◆ **What needs to be done**
For this exercise, please find the lines in the entries that include the word "Organización" and copy them.
——————————
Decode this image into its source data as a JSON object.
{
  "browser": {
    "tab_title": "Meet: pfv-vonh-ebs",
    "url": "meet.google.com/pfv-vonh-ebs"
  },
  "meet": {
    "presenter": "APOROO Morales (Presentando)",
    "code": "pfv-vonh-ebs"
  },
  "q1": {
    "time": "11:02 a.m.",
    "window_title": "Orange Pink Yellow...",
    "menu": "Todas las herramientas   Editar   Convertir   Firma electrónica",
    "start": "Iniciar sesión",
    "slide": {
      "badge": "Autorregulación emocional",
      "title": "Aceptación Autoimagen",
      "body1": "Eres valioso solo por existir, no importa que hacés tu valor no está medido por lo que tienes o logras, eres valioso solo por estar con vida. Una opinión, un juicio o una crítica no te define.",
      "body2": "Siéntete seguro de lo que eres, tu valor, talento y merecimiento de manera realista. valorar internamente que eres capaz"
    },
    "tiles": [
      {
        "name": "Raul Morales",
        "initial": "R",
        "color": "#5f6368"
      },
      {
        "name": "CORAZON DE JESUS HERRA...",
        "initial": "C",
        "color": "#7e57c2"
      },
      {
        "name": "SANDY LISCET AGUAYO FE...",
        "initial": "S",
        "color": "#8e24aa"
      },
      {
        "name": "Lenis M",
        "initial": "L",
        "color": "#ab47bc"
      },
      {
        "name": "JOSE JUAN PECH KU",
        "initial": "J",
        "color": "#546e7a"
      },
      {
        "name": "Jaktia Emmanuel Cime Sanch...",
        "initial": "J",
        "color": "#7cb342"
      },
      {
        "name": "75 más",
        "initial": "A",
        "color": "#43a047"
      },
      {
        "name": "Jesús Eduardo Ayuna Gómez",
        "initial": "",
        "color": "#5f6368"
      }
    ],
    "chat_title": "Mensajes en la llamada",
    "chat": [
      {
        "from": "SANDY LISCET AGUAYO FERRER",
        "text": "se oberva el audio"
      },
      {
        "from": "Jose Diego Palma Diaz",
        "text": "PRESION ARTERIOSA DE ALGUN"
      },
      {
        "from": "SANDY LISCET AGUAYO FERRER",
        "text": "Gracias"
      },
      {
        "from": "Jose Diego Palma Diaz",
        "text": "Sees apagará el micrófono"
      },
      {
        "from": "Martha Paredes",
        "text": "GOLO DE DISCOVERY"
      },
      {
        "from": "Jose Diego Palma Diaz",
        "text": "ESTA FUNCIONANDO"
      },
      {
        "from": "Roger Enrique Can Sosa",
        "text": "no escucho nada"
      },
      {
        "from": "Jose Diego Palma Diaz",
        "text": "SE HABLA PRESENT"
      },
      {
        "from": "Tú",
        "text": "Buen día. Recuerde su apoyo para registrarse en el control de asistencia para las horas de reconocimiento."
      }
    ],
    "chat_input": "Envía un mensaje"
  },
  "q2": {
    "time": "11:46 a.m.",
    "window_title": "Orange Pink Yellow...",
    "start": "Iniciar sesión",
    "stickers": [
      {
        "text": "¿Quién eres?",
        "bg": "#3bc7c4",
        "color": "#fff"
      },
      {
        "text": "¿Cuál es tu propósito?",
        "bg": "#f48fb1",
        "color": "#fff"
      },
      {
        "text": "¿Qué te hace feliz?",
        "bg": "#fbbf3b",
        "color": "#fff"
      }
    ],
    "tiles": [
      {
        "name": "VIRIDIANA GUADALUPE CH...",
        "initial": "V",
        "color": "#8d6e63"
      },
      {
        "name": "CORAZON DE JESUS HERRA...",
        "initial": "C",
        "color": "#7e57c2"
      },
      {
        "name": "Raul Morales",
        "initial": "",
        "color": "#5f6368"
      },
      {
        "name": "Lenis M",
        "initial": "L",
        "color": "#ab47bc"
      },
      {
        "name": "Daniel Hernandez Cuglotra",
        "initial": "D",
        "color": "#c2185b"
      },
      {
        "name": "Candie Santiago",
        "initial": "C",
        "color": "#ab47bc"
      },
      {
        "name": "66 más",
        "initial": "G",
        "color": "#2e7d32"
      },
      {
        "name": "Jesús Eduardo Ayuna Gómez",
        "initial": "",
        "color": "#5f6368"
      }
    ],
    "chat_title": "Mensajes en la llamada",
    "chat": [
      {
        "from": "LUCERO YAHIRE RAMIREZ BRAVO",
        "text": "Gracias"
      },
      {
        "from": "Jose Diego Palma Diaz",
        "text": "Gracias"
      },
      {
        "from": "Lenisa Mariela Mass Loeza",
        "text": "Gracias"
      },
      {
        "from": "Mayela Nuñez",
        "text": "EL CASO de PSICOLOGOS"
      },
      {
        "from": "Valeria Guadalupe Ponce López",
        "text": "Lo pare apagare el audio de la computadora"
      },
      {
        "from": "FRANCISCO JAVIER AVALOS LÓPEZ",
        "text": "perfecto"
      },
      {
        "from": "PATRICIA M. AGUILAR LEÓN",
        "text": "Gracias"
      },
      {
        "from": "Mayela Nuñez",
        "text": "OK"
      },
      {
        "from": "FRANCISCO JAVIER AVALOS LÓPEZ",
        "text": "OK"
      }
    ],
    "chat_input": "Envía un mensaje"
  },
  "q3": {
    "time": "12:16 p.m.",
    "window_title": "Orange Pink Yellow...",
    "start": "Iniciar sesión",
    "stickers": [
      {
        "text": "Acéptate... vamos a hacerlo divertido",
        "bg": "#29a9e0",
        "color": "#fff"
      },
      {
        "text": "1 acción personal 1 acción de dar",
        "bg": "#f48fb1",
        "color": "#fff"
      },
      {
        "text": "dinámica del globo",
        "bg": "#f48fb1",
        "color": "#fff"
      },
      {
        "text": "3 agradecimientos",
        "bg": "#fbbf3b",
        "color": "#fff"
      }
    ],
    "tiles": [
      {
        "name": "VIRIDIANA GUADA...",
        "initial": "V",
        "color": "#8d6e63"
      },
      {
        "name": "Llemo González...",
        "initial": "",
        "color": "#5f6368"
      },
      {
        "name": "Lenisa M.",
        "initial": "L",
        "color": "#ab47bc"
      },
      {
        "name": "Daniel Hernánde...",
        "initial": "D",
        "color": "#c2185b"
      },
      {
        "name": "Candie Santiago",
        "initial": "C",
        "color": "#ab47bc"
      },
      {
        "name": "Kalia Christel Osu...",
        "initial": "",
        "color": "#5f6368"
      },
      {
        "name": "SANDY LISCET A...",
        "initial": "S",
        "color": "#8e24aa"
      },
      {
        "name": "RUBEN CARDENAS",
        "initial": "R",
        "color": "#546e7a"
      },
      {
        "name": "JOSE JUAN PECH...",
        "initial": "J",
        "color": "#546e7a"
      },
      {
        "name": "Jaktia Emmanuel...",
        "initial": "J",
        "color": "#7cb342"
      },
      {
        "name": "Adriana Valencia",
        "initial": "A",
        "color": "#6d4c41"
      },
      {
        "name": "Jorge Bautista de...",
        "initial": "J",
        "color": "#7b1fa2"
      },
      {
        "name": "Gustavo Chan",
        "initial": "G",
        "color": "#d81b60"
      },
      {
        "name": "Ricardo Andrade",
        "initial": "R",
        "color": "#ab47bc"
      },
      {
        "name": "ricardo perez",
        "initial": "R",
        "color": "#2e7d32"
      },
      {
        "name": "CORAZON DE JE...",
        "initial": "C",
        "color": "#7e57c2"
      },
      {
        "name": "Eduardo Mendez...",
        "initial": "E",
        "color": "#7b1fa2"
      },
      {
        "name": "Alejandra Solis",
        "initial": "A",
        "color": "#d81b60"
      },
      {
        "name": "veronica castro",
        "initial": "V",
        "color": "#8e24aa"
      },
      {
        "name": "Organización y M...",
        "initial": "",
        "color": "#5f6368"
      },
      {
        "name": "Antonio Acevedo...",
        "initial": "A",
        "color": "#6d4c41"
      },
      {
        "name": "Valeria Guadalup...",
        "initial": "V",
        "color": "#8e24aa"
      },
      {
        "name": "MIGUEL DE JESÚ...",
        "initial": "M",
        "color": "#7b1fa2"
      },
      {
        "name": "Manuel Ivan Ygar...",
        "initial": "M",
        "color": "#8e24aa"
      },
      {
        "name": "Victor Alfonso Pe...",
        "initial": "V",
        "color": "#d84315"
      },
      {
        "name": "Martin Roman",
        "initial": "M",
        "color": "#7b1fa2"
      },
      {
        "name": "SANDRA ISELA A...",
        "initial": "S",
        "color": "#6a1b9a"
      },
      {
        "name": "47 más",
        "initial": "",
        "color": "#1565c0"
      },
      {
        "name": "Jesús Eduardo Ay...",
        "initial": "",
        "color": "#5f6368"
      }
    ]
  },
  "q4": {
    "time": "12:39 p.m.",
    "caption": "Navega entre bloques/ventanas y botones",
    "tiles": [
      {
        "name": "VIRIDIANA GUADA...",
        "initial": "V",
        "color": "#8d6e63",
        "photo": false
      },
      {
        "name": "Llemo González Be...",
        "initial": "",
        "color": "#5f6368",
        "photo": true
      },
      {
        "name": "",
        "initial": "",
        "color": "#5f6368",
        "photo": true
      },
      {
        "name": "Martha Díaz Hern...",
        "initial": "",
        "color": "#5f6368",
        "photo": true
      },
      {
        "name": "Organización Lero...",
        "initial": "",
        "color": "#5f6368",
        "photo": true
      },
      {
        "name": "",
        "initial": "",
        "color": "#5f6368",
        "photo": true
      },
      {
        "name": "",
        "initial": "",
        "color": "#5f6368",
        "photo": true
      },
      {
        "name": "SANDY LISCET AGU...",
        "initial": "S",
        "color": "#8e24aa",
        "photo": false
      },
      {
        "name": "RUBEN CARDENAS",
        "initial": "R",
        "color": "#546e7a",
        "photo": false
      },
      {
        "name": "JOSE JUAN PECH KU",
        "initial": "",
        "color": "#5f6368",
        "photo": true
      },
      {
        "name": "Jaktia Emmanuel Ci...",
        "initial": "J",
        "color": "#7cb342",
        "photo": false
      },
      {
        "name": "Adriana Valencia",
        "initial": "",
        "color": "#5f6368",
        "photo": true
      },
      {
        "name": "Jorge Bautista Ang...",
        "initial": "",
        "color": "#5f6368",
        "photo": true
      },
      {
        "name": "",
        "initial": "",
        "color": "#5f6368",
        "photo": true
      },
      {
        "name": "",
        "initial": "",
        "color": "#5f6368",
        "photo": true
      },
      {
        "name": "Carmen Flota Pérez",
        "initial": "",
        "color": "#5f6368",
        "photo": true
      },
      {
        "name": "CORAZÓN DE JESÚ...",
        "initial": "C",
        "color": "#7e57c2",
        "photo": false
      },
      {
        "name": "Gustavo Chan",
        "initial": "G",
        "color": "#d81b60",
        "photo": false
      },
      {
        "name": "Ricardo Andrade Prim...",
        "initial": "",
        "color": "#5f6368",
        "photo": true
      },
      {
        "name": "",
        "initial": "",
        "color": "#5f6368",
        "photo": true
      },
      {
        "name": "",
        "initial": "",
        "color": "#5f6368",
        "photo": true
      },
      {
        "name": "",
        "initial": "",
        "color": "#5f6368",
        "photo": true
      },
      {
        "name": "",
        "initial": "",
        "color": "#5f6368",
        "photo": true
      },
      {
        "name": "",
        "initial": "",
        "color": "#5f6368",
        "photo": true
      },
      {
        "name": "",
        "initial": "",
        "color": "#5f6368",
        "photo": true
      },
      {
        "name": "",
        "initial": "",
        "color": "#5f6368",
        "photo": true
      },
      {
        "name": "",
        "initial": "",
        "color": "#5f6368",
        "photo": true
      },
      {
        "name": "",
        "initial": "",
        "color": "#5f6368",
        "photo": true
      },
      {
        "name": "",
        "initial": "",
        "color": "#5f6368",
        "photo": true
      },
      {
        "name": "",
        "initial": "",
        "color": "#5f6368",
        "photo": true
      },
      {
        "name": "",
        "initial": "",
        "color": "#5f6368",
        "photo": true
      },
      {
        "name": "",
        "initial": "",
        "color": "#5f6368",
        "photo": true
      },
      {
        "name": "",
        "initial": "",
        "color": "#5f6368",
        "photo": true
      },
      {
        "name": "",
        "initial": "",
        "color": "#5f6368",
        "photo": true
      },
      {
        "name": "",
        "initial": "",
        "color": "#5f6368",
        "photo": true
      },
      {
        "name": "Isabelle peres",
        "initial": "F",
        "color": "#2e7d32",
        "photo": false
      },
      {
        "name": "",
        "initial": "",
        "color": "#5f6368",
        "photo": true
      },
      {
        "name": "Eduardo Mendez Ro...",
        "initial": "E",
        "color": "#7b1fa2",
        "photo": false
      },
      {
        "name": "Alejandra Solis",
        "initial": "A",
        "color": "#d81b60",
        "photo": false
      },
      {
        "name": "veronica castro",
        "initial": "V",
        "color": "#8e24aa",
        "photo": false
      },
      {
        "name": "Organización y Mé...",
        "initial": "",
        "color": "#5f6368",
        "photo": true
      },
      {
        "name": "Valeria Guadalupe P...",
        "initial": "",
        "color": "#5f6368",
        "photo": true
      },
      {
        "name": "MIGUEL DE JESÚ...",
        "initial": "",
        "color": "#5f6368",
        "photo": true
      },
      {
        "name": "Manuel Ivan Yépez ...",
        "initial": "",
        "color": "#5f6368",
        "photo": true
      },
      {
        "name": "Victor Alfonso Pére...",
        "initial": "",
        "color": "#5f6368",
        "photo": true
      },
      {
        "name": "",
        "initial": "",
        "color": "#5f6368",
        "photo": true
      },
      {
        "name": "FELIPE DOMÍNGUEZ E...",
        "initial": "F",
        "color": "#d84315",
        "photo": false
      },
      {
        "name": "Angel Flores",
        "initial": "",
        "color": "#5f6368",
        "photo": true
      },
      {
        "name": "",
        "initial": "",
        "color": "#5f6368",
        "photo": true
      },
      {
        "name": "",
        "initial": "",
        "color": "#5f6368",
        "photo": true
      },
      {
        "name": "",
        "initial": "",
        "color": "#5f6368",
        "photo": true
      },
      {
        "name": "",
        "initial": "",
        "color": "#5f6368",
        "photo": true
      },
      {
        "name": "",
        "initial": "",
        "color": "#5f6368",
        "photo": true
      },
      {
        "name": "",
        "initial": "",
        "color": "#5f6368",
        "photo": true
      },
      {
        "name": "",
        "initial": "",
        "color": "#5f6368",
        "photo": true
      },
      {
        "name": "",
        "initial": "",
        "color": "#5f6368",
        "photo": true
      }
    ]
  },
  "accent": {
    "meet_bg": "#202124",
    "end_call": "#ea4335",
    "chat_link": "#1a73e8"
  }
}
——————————
◆ **Answer to the problem**
        "name": "Organización y M...",
        "name": "Organización Lero...",
        "name": "Organización y Mé...",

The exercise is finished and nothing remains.